Culture is everything that people do in social
life, from food preparation in the kitchen to
master violinist on the concert stage, and
all activities before, between and beyond.
There is culture and regional culture and
subculture and even agriculture - "culture"
is a word which anthropologists spend all
their time studying & debating with blue haired
ladies who like to keep young artists locked
inside tuxedoes in their closets. Yet culture
is one of the biggest - if not the biggest
reason why people enjoy visiting México.
It is the "nature" of the experience tourists
love to experience. The Mexican cultural
experience. Music, food, street life, markets,
art, language, cities, history, and yes, nature.
Tour guides speed tourists through the ruins,
creating "mysterious" images of "ancient culture"
while other tourists browse through books
and museums absorbing "culture" on their
own. Then they go out to shop and eat and
listen to mariachi music or norteño or banda
or yucateca or tambor or... you get the picture?
Culture is not a thing, it is a process, and
visitors will find themselves engaging in the
process of tourism as a highly developed
subculture which is respected by Mexicans
who by nature are friendly and outgoing on
the outside, and enjoy sharing the beauties
of their culture, but who will always hold
something in until a certain, special moment
when de repente - suddenly - they confess
the beauty and sadness of life and the Provencal
and Italian and Spaniard and Greek will
understand here is a Mediterranean brother
(sister) while the North European and North
American will sigh and agree the Latin soul.
To be cultural is the very nature of human
nature, even though most people think that
"Culture" means: Art, Music, History,
Literature etcetera "cultivated" ad cultum
like some big fine arts orchard, while "Nature"
on the other hand implies something wild,
untamed, uncultivated, unhumanized, or
even uncivilized. Most people tiene razón
have something right in this idea, at least
so far as the two words are concerned, but
across the ancient and future civilization
of Mesoamerica, humans have been living
their culture side-by-side, or to say rather
right-in-the-midst-with nature for several
millenia - since the first hunter gatherers
wandered in like I am (not) twenty or more
thousand years ago. They eventually would
discover Corn Maize and settle down in
villages and turn natural plants into their
agri-culture. Get it? Got it. Good. God.
"Nature," as we moderns and postmoderns
like to think of it, still survives in the wilder
mountains and last surviving jungles and
in our cultured forms in the parks and patio
gardens, yes? But much of it has been
changed, transformed, channeled, adapted,
damaged, threatened, enslaved or even
lost forever. Welcome to the 21st century
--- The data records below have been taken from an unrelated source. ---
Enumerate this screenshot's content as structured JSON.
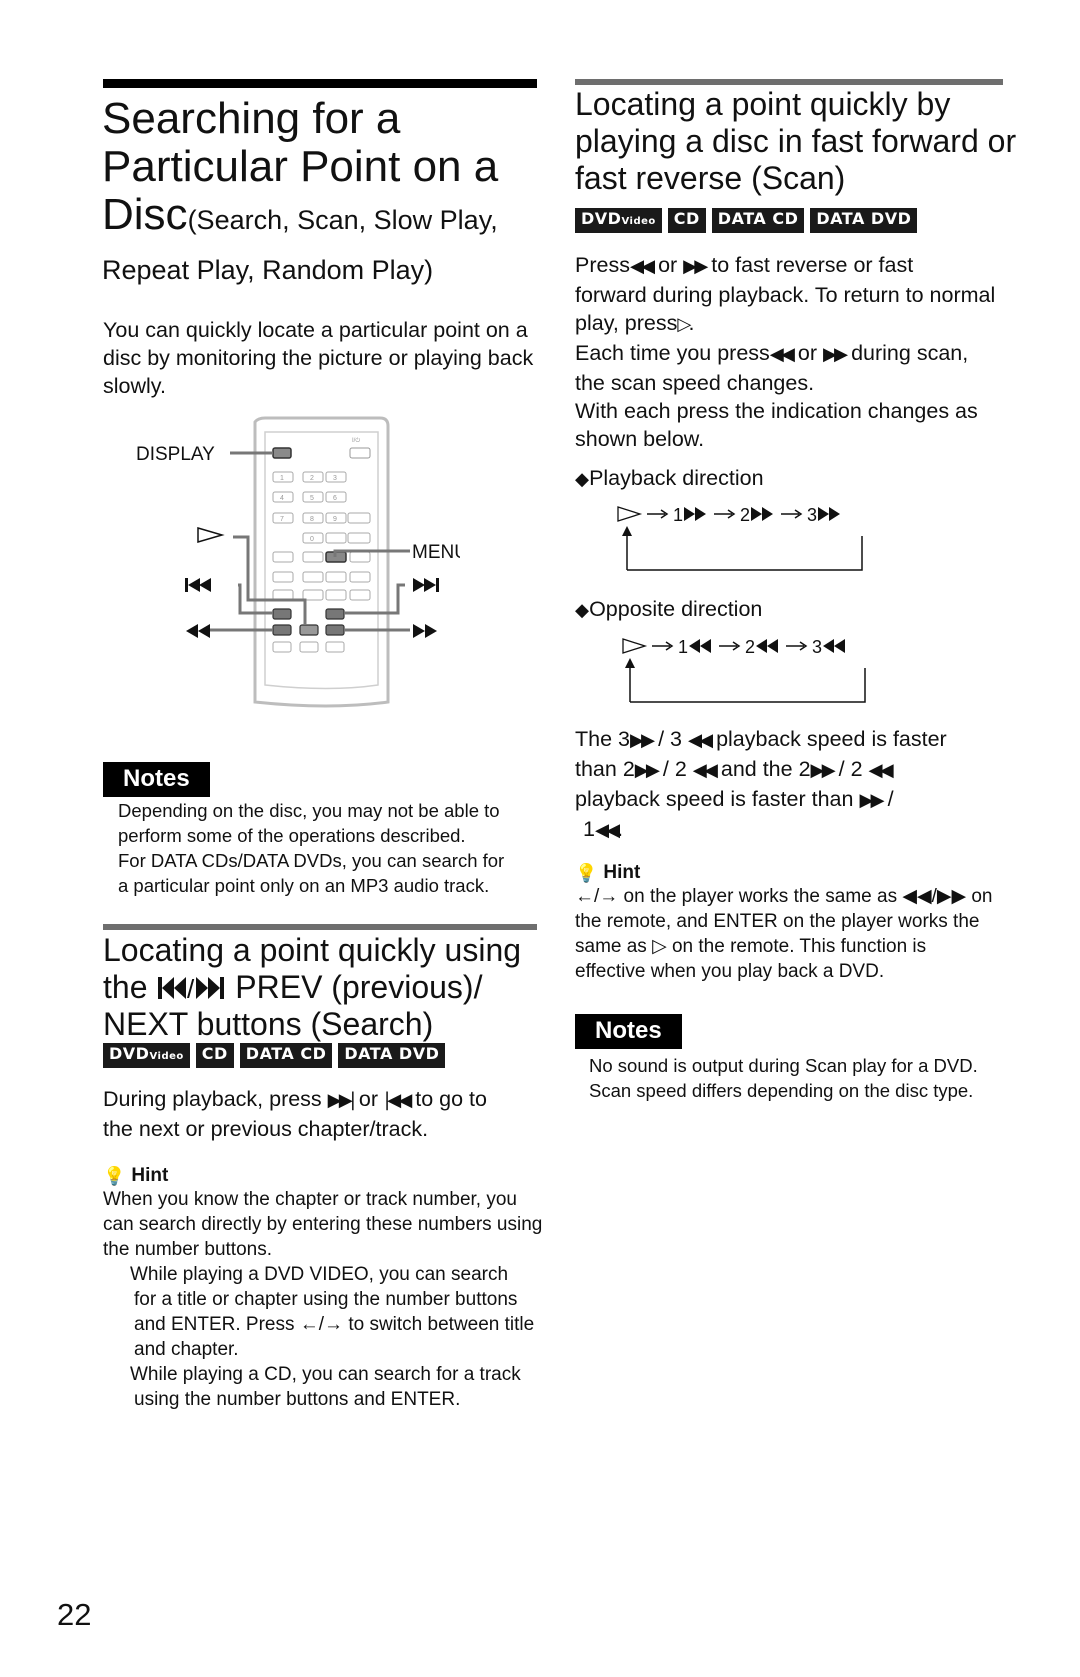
{
  "left": {
    "title_line1": "Searching for a",
    "title_line2": "Particular Point on a",
    "title_line3_big": "Disc",
    "title_line3_small": "(Search, Scan, Slow Play,",
    "title_line4": "Repeat Play, Random Play)",
    "intro": [
      "You can quickly locate a particular point on a",
      "disc by monitoring the picture or playing back",
      "slowly."
    ],
    "remote": {
      "labels": {
        "display": "DISPLAY",
        "menu": "MENU",
        "play_icon": "play-icon",
        "prev_icon": "prev-icon",
        "next_icon": "next-icon",
        "rewind_icon": "rewind-icon",
        "ffwd_icon": "fast-forward-icon"
      },
      "number_keys": [
        "1",
        "2",
        "3",
        "4",
        "5",
        "6",
        "7",
        "8",
        "9",
        "0"
      ],
      "power_label": "I/⏻"
    },
    "notes": {
      "label": "Notes",
      "items": [
        [
          "Depending on the disc, you may not be able to",
          "perform some of the operations described."
        ],
        [
          "For DATA CDs/DATA DVDs, you can search for",
          "a particular point only on an MP3 audio track."
        ]
      ]
    },
    "section2": {
      "title_line1": "Locating a point quickly using",
      "title_line2_pre": "the",
      "title_line2_post": "PREV (previous)/",
      "title_line3": "NEXT buttons (Search)",
      "badges": [
        "DVD",
        "CD",
        "DATA CD",
        "DATA DVD"
      ],
      "badge_dvd_sub": "Video",
      "body_line1_a": "During playback, press",
      "body_line1_b": "or",
      "body_line1_c": "to go to",
      "body_line2": "the next or previous chapter/track.",
      "hint": {
        "label": "Hint",
        "lines": [
          "When you know the chapter or track number, you",
          "can search directly by entering these numbers using",
          "the number buttons."
        ],
        "bullet1": [
          "While playing a DVD VIDEO, you can search",
          "for a title or chapter using the number buttons",
          "and ENTER. Press ←/→ to switch between title",
          "and chapter."
        ],
        "bullet2": [
          "While playing a CD, you can search for a track",
          "using the number buttons and ENTER."
        ]
      }
    }
  },
  "right": {
    "title_lines": [
      "Locating a point quickly by",
      "playing a disc in fast forward or",
      "fast reverse (Scan)"
    ],
    "badges": [
      "DVD",
      "CD",
      "DATA CD",
      "DATA DVD"
    ],
    "badge_dvd_sub": "Video",
    "body": {
      "l1_a": "Press",
      "l1_b": "or",
      "l1_c": "to fast reverse or fast",
      "l2": "forward during playback. To return to normal",
      "l3_a": "play, press",
      "l3_b": ".",
      "l4_a": "Each time you press",
      "l4_b": "or",
      "l4_c": "during scan,",
      "l5": "the scan speed changes.",
      "l6": "With each press the indication changes as",
      "l7": "shown below."
    },
    "playback_direction": {
      "label": "Playback direction",
      "steps": [
        "1",
        "2",
        "3"
      ]
    },
    "opposite_direction": {
      "label": "Opposite direction",
      "steps": [
        "1",
        "2",
        "3"
      ]
    },
    "speed_text": {
      "l1_a": "The 3",
      "l1_b": "/ 3",
      "l1_c": "playback speed is faster",
      "l2_a": "than 2",
      "l2_b": "/ 2",
      "l2_c": "and the 2",
      "l2_d": "/ 2",
      "l3_a": "playback speed is faster than",
      "l3_b": "/",
      "l4_a": "1",
      "l4_b": "."
    },
    "hint": {
      "label": "Hint",
      "lines": [
        "←/→ on the player works the same as ◀◀/▶▶ on",
        "the remote, and ENTER on the player works the",
        "same as ▷ on the remote. This function is",
        "effective when you play back a DVD."
      ]
    },
    "notes": {
      "label": "Notes",
      "items": [
        "No sound is output during Scan play for a DVD.",
        "Scan speed differs depending on the disc type."
      ]
    }
  },
  "page_number": "22"
}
world. Tropical jungles and temperate
mountain forests have been cut down. Rivers
have been dammed and lakes sucked dry.
Huge reservoirs put excess stress on our
lady Earth's crust, and the planet tilts
off its axis. Or so the popular myth says.
Yet Mexico remains one of this planet's
treasure storehouses of ecological diversity
and wonder, a premiere destination for
eco-tourism and biological experience,
from the hot jungle of Calakmul to the
chill mountain gorges of Cañon del Cobre
(and each has bonus attractions, one Maya
ruins, the other a spectacular scenic train).
It is often said that the Mesoamerican
civilization bloomed amidst the largest
spread of ecological niches ever known
in one area of this world. Nature and culture
are merely two opposite ends of the same
spectrum of life, two differently facing
sides of the same earthly coin. Enjoy.